Summary I Obesity is an excess of body fat that endangers health. It is most commonly determined as BMI of 30 kg m 2 or over. Elevated waist circumference is another useful marker. Obesity develops due to an imbalance between energy intake and expenditure. Genes appear to play a major role in determining susceptibility to obesity. The prevalence of obesity has increased in many countries over the last few decades. Obesity, particularly severe obesity, increases the risk of premature mortality, type 2 diabetes, CVD, some cancers and osteoarthritis. The extent to which overweight increases these risks is less certain.

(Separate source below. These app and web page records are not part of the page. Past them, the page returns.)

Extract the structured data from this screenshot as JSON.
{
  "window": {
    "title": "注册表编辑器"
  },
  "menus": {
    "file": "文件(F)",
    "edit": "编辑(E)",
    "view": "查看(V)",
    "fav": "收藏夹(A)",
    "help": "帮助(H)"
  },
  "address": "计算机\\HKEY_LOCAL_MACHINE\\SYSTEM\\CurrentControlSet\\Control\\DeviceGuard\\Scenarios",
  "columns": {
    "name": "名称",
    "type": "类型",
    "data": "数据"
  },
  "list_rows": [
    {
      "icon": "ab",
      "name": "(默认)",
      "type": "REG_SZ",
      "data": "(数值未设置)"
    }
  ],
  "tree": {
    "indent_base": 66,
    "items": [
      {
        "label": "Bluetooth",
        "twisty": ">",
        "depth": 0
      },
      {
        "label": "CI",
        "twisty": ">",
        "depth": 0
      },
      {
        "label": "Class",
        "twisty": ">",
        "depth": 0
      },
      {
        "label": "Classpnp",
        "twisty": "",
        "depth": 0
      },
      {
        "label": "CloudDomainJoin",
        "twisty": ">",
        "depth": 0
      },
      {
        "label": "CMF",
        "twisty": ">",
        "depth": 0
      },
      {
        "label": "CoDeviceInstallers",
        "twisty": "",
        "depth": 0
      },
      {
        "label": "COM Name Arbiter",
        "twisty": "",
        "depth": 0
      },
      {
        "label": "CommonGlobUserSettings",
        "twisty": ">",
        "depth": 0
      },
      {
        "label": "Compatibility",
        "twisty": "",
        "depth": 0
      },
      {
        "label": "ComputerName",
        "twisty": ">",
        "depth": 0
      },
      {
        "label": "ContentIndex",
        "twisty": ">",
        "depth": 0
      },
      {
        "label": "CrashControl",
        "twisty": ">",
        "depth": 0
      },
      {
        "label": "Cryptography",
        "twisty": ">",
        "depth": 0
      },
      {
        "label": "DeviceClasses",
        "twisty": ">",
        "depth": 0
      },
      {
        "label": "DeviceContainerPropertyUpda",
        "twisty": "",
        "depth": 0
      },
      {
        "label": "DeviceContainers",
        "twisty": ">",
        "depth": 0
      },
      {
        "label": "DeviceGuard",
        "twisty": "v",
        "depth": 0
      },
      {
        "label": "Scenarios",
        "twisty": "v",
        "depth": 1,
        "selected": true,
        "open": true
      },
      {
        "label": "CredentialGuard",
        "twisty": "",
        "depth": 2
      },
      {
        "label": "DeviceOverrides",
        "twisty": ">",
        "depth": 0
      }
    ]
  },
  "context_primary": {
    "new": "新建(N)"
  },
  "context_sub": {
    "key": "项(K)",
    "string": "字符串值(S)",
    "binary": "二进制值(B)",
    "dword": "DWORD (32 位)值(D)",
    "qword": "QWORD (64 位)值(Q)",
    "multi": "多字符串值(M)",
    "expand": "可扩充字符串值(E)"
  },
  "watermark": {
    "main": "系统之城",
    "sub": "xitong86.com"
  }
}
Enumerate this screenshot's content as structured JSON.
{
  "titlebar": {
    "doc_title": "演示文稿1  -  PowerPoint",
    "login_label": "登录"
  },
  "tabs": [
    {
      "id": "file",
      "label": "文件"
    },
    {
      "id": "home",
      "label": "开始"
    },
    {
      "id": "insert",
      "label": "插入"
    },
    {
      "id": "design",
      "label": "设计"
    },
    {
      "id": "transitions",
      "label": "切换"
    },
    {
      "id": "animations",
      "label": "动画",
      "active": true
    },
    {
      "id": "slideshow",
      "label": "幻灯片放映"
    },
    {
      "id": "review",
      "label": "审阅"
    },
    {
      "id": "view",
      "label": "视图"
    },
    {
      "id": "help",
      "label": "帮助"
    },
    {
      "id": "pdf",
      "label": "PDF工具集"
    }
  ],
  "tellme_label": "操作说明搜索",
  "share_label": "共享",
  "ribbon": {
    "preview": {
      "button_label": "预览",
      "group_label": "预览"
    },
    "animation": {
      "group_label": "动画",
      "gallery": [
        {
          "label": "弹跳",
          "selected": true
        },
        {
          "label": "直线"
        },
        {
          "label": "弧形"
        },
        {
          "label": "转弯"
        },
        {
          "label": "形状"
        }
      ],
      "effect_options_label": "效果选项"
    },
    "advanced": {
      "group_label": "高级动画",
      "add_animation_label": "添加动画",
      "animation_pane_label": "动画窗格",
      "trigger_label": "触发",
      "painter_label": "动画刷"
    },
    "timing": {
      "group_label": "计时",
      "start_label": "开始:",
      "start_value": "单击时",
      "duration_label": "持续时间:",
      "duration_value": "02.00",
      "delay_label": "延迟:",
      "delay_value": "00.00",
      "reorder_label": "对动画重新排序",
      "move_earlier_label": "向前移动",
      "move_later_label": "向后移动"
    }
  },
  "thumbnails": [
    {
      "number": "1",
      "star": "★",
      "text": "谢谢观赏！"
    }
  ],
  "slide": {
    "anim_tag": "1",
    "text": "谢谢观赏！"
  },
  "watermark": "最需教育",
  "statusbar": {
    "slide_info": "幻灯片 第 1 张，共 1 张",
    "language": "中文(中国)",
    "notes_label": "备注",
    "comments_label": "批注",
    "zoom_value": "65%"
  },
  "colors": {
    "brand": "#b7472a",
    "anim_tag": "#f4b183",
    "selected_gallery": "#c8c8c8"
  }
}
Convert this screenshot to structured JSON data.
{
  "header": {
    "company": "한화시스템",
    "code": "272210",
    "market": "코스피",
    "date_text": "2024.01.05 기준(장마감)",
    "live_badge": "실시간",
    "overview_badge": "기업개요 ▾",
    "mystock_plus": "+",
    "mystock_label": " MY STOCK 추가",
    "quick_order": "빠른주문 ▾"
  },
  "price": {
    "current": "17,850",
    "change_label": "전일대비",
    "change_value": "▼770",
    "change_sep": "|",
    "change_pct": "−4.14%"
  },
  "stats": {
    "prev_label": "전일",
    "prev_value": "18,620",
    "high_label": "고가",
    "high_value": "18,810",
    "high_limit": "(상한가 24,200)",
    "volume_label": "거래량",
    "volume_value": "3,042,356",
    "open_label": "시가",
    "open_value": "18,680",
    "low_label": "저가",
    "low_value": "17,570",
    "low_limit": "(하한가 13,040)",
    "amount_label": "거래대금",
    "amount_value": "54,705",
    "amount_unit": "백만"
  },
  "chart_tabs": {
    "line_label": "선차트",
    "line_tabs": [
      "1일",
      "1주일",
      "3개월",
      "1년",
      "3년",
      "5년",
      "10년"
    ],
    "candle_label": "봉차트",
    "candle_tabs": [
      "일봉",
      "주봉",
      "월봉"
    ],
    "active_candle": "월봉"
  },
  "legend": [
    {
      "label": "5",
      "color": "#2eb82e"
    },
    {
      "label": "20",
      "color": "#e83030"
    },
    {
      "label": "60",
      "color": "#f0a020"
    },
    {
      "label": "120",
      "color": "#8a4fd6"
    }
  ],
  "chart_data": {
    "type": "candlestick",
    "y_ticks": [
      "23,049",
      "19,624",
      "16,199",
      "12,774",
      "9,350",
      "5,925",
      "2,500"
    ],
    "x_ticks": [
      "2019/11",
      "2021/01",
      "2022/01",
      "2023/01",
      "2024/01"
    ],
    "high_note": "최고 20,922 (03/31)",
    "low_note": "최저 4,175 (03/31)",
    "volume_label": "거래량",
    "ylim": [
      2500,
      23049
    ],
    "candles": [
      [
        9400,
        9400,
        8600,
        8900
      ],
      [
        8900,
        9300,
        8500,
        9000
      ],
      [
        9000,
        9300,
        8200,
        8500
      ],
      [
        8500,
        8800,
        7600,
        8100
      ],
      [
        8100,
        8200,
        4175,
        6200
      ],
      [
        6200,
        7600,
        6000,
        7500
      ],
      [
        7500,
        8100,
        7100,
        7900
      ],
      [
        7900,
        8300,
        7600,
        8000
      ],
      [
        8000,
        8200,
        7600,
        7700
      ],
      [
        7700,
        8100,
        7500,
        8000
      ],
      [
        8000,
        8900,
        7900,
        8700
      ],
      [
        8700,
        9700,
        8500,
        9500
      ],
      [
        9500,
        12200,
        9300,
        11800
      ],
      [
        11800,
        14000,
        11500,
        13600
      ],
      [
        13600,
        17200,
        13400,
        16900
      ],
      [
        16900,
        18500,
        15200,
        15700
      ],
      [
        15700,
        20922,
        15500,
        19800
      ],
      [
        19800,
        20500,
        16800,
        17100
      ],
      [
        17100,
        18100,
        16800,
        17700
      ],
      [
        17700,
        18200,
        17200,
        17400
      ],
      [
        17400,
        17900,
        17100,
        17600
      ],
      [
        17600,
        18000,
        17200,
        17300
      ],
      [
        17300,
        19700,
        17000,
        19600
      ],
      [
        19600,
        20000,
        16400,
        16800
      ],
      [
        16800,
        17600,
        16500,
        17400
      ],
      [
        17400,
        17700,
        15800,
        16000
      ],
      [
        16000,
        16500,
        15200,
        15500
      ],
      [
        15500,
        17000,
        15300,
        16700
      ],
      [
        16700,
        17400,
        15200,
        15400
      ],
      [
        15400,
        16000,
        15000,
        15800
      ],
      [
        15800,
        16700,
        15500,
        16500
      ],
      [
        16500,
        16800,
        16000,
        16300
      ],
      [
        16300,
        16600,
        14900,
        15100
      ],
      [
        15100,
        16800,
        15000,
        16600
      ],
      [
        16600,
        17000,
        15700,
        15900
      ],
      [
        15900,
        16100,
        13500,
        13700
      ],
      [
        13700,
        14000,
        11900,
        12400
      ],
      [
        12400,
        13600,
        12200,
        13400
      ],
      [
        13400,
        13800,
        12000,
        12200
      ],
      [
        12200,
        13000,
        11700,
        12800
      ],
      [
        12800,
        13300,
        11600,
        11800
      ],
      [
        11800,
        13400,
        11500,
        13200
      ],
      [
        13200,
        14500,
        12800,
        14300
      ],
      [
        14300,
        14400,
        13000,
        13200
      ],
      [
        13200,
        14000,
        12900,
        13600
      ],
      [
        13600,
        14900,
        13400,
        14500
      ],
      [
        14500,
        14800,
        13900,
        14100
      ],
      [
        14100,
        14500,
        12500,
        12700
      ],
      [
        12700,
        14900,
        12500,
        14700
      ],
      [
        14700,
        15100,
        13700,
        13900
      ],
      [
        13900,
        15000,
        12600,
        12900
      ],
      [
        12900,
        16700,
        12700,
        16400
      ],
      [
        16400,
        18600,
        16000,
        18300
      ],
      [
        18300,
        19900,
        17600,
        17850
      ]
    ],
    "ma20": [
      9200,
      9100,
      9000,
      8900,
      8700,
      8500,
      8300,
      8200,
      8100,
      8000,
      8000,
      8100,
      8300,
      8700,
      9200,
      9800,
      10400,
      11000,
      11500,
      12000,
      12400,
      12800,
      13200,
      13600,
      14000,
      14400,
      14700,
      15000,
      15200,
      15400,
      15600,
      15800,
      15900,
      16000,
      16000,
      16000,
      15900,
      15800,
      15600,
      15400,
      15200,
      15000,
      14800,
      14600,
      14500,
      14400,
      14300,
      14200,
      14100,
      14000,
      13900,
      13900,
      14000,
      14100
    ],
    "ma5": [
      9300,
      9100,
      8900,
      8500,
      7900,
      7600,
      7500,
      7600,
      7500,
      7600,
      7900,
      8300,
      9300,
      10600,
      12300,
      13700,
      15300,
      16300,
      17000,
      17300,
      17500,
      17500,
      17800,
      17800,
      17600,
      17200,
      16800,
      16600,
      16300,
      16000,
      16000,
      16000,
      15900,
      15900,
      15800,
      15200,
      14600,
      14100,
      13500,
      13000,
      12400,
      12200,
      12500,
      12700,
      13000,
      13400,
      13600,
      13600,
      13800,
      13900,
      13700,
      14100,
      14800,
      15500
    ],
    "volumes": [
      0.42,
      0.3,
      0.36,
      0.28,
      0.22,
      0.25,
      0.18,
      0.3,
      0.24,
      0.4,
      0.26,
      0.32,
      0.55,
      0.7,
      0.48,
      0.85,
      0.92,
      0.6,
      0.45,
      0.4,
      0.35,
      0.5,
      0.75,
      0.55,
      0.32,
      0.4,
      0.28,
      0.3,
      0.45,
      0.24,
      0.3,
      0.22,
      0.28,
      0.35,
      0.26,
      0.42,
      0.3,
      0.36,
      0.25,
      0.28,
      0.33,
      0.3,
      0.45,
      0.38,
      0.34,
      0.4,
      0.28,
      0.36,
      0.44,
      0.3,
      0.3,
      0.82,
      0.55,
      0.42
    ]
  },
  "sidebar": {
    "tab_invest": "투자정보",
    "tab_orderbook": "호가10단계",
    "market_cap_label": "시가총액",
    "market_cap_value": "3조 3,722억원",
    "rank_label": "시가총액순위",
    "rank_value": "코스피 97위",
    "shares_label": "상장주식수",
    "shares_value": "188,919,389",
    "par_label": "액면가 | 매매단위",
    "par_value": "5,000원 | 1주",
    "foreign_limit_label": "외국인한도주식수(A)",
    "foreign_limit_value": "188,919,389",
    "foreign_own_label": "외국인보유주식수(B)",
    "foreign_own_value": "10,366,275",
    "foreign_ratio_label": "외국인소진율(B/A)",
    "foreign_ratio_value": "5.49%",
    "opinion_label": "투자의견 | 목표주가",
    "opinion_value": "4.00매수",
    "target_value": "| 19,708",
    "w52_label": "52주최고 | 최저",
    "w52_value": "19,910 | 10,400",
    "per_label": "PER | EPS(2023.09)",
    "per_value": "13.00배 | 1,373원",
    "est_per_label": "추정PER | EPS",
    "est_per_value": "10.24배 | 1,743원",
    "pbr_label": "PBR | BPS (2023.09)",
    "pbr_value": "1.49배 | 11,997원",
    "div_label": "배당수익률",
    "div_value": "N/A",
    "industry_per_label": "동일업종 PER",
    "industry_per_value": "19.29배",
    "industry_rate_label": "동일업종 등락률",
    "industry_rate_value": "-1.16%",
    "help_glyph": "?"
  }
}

Summary II Observational evidence suggests that physical inactivity is associated with the development of obesity. Exercise can be effective in the management of obesity, particularly mild obesity. It is most effective when combined with diet. Weight regain after weight loss is common, but long-term maintenance of weight loss is possible in individuals who maintain healthy dietary and exercise habits. Recommendations suggest that 45–60 mins/day of exercise is needed to prevent obesity, but 60–90 mins/day to prevent weight regain in formerly obese individuals.